Georgia Attorney General Chriss Carr said the verdict "brings us one step closer to justice, healing and reconciliation for Ahmaud's family, the community, the state and the nation."
Sen. Raphael Warnock, D-Ga., said the verdict "upholds a sense of accountability, but not true justice."
"True justice looks like a Black man not having to worry about being harmed -- or killed -- while on a jog, while sleeping in his bed, while living what should be a very long life," he said in a statement. "Ahmaud should be with us today."
Rep. Nikema Williams, chair of the Democratic Party of Georgia, said in a statement that the verdicts mean "we must double down on our efforts to fight hatred, and we will not stop until no American's life is cut short due to bigotry or reckless vigilantism."
"I am praying for the Arbery family as they continue grieving their insurmountable loss, for Brunswick as the community works to heal, and for the country as we carry on in the march towards justice," she continued.
Political leaders and civil rights organizations also voiced support for the verdict while acknowledging that more needs to be done against what was characterized as "vigilantes acting with racial animus" by Congressional Black Caucus Chair Joyce Beatty.
"The Congressional Black Caucus will continue to champion criminal justice reform and common-sense gun control measures because vigilante justice has no place in our society. Our thoughts and our prayers remain with the family and loved ones of Mr. Arbery," Beatty said in a statement.
Anti-Defamation League CEO Jonathan Greenblatt said this was a "significant moment of accountability and justice."
"The men who murdered Mr. Arbery were tried and found guilty of the crime, sending a resounding message across Georgia and the United States that racial violence -- especially that committed under the false guise of vigilantism -- is unacceptable," he said in a statement.
The American Civil Liberties Union called for "meaningful systemic transformation."
"Across the country, we see local and grassroots organizations leading the fight for this transformation," the organization said on Twitter. "We join them in re-imagining a future where Black people can thrive free of police violence or vigilantism. The true measure of justice is not in a verdict, but in making a future where people don't live in fear of racialized violence. We will not stop doing the long hard work to achieve this future."
Despite the verdict, the case "leaves a deep and painful wound on our nation's soul," the National Urban League said in a statement.
"Thanks to faithful prayer and a skilled prosecution, we are relieved to know that the jury was able to see the truth and hold these killers accountable for the senseless murder of Ahmaud Arbery," the statement said. "Still, we must dedicate ourselves to shining the light of scrutiny on what happened in this case to ensure that racially-motivated vigilante violence never again is condoned or tolerated."

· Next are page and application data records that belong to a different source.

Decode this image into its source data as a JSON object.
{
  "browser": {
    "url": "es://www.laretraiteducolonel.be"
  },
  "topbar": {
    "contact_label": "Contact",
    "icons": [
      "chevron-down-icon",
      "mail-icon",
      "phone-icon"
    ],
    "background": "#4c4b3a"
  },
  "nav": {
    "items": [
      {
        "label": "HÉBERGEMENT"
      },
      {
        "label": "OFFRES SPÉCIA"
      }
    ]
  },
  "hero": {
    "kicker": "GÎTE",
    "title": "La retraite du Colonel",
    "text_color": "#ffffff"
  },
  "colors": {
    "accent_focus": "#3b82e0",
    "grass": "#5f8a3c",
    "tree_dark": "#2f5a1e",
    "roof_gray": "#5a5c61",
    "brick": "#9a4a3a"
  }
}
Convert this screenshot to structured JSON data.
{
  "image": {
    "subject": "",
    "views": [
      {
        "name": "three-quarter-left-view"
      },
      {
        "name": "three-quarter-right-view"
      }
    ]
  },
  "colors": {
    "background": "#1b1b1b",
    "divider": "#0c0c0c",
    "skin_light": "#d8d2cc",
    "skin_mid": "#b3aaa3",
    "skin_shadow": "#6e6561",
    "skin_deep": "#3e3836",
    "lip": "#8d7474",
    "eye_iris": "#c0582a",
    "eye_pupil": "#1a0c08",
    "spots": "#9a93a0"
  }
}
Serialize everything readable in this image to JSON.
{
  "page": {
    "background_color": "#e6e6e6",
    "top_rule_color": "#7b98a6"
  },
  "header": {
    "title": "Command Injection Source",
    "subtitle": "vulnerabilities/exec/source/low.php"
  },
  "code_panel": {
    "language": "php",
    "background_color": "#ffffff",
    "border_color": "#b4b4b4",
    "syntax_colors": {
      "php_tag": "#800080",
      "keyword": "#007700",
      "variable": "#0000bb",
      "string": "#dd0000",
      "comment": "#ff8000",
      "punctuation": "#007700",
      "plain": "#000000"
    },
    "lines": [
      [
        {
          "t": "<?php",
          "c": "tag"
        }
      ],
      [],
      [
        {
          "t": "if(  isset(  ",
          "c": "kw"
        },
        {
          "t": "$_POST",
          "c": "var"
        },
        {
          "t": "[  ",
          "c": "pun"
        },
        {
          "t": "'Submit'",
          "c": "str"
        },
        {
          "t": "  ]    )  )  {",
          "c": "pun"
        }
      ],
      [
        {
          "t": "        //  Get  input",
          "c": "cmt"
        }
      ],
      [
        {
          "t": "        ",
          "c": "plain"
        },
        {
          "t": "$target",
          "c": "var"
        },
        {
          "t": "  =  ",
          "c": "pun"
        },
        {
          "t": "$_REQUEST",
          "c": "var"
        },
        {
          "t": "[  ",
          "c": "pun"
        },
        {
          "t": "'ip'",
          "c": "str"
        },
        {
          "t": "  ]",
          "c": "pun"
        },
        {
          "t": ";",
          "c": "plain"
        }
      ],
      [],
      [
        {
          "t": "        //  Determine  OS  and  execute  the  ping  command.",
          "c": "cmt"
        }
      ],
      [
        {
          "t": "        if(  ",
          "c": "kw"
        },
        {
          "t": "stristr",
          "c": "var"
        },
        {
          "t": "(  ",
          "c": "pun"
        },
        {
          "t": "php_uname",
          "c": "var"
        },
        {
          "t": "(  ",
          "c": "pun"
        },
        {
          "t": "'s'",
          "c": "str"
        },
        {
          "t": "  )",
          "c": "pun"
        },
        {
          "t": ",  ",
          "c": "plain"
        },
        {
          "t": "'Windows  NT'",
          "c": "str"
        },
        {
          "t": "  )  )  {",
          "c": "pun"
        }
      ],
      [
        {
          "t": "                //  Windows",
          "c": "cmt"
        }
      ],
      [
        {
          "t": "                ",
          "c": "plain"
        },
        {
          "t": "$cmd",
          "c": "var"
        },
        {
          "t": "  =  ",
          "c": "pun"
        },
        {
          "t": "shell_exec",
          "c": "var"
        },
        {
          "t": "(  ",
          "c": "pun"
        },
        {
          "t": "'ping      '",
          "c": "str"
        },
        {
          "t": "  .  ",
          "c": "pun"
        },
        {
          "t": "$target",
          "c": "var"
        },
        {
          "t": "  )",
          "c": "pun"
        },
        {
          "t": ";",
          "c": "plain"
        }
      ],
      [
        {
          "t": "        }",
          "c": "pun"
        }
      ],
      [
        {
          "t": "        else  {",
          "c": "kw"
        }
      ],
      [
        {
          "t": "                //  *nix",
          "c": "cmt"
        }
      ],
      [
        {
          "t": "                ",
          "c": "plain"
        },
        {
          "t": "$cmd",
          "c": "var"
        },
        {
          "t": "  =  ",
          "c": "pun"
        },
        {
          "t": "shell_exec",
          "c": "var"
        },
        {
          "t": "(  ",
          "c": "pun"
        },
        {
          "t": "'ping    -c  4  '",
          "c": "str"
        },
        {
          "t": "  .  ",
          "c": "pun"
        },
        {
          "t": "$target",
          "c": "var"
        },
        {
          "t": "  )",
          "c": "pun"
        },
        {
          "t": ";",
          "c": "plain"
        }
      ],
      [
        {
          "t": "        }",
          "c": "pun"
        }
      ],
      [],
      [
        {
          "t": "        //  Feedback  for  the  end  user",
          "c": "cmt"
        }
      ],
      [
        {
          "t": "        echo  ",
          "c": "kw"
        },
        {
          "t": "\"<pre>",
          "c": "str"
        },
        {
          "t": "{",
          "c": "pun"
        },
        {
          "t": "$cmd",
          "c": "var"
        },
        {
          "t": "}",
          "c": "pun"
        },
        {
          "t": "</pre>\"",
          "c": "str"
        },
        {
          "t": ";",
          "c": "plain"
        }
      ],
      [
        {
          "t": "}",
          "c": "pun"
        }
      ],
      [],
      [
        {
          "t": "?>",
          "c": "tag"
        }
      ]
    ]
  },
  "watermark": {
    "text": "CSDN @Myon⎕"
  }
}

Watch the full story on the Ahmaud Arbery case and trial on "20/20" Friday at 9 p.m. ET